Saving the planet and acting environmentally ethical is good. But there is a truth that human behavior is unpredictable. Even in the face of the speculative disastrous effects of climate change, consumer demand for housing in effected areas is resilient. Rapti Gupta pointed this out when raising the alarm in his RealtyToday article (The Looming Global Warming Catastrophe and its Effect on Real Estate; realtytoday.com; November 11, 2013).
If consumers won’t embrace climate change, government will. Making your home “green” seems to be going to another level these days. Home owners have responded by voluntarily upgrading and conserving to help according to their belief. And although it’s not the first time, there is a nationwide push for local climate change legislation that is likely to impact your housing budget.
It’s been ten years, but you probably forgot about the American Clean Energy and Security Act of 2009. The bill, also referred to as the “cap and trade” bill, not only focused on commercial properties but residential properties as well. The bill would have established National Energy Efficiency Building Codes for commercial and residential buildings. Additionally, it intended to retrofit all existing buildings to meet new standards. Enforcement would have been through regular government inspections.
Climate change, CCA’s and your energy bill
Since the bill (and others like it) was not enacted, local communities have picked up the ball to make their communities “greener” through Community Choice Aggregation programs. Although CCA’s have been implemented in some states since the 1990’s, the idea is gaining steam in others. Montgomery County Executive Marc Elrich recently testified in support of CCA’s and the legislation (HB0730/SB0660) that is making its way through the Maryland General Assembly.
What is Community Choice Aggregation? According to the EPA (epa.gov), “Community choice aggregation (CCA), also known as municipal aggregation, are programs that allow local governments to procure power on behalf of their residents, businesses, and municipal accounts from an alternative supplier while still receiving transmission and distribution service from their existing utility provider. CCAs are an attractive option for communities that want more local control over their electricity sources, more green power than is offered by the default utility, and/or lower electricity prices. By aggregating demand, communities gain leverage to negotiate better rates with competitive suppliers and choose greener power sources.”
However, Severin Borenstein’s blog post for the Energy Institute at Haas (haas.berkeley.edu) points out the pros and cons of CCA’s (Is “Community Choice” Electric Supply a Solution or a Problem?). Borenstein points out the local utility still does all the work of supplying and metering customers, and bills customers for their services.
However, the CCA is contracting to purchase electricity on your behalf (supposedly from renewable sources), promising a better price. But Borenstein points out that policy makers learned that “electricity is not always like other markets,” pricing and fees can be complicated. He also pointed out that because of regulatory standards, the CCA buying of energy contracts from renewable sources doesn’t mean that the grid’s “total” green energy increases or that it will decrease greenhouse gases. He states, “green energy claims deserve close scrutiny.”

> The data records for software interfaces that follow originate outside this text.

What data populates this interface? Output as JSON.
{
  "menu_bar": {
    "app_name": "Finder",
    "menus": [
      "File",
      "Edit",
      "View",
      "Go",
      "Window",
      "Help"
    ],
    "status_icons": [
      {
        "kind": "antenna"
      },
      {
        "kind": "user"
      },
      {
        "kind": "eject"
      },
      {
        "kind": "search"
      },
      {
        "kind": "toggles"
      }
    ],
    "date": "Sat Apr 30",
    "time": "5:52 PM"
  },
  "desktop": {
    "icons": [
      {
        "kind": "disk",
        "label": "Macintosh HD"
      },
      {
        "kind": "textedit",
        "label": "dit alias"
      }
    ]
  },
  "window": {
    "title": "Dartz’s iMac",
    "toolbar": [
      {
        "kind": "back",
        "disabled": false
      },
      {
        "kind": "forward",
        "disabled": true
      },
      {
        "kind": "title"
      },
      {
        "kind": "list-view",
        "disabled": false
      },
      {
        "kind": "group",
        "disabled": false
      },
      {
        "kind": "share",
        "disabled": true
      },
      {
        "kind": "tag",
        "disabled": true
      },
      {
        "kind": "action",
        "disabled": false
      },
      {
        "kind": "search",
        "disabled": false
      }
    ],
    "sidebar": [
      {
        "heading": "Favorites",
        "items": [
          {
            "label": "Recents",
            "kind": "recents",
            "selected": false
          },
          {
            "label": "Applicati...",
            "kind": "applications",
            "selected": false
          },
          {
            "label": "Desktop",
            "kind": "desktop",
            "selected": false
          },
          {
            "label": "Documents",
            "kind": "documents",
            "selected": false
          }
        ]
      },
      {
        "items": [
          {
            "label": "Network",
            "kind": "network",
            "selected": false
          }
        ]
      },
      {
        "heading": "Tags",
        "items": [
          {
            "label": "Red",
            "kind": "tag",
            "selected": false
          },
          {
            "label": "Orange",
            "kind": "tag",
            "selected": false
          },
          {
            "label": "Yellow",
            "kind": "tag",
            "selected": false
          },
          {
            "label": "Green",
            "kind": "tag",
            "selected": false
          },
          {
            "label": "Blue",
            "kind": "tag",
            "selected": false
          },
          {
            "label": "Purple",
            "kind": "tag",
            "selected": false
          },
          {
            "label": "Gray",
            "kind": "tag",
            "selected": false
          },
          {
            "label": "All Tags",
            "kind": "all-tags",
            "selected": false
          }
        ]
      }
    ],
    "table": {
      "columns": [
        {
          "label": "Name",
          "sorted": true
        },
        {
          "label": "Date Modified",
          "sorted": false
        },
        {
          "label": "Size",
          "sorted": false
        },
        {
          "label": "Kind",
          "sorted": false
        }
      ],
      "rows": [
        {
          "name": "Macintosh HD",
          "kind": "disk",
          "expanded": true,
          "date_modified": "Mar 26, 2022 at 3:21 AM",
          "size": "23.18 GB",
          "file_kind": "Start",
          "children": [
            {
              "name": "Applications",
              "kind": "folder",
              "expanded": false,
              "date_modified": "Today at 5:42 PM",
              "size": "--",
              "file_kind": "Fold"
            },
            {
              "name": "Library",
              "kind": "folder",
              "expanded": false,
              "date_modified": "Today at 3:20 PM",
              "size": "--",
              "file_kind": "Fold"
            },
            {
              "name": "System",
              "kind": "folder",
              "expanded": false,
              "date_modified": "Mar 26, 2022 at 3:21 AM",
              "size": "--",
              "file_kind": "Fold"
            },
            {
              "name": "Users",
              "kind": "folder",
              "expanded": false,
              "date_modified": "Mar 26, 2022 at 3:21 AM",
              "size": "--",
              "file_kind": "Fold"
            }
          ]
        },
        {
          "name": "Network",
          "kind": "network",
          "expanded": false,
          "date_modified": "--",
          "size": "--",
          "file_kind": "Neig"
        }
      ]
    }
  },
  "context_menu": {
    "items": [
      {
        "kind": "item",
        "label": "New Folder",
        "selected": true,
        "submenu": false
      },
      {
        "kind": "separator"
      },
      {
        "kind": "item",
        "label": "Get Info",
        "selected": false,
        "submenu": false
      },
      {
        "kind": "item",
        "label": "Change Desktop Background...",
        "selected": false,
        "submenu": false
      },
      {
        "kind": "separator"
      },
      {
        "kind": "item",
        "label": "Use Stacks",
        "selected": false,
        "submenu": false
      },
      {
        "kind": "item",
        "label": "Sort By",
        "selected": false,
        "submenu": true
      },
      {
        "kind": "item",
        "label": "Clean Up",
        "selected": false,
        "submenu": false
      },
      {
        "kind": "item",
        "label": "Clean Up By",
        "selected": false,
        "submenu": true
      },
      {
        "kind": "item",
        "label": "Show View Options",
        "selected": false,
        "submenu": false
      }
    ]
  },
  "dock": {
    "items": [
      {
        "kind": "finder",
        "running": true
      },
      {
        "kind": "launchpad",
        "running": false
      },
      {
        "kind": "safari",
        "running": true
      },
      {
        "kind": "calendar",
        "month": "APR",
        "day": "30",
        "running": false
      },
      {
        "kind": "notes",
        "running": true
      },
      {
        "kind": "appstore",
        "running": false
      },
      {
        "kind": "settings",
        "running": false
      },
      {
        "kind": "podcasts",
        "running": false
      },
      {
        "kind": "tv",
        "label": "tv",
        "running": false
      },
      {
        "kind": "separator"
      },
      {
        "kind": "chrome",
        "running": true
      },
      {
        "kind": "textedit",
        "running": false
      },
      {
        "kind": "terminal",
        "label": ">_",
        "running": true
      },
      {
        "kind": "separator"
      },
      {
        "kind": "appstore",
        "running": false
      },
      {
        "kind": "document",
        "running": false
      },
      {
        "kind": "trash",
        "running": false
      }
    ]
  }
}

Borenstein concludes by saying that “Regulated investor-owned utilities are flawed organizations that operate under a distorted set of incentives. But local governments are also flawed organizations subject to their own set of distortions, a fact that is often less appreciated by the local government leaders who are promoting the CCA. If your community is considering a CCA, you need to think about which organizational structure is most likely to have the sophistication and the incentives to serve you best.”
Original published at https://dankrell.com/blog/2019/03/04/climate-change-housing-budget/
By Dan Krell
Copyright © 2019.
Disclaimer. This article is not intended to provide nor should it be relied upon for legal and financial advice. Readers should not rely solely on the information contained herein, as it does not purport to be comprehensive or render specific advice. Readers should consult with an attorney regarding local real estate laws and customs as they vary by state and jurisdiction. Using this article without permission is a violation of copyright laws.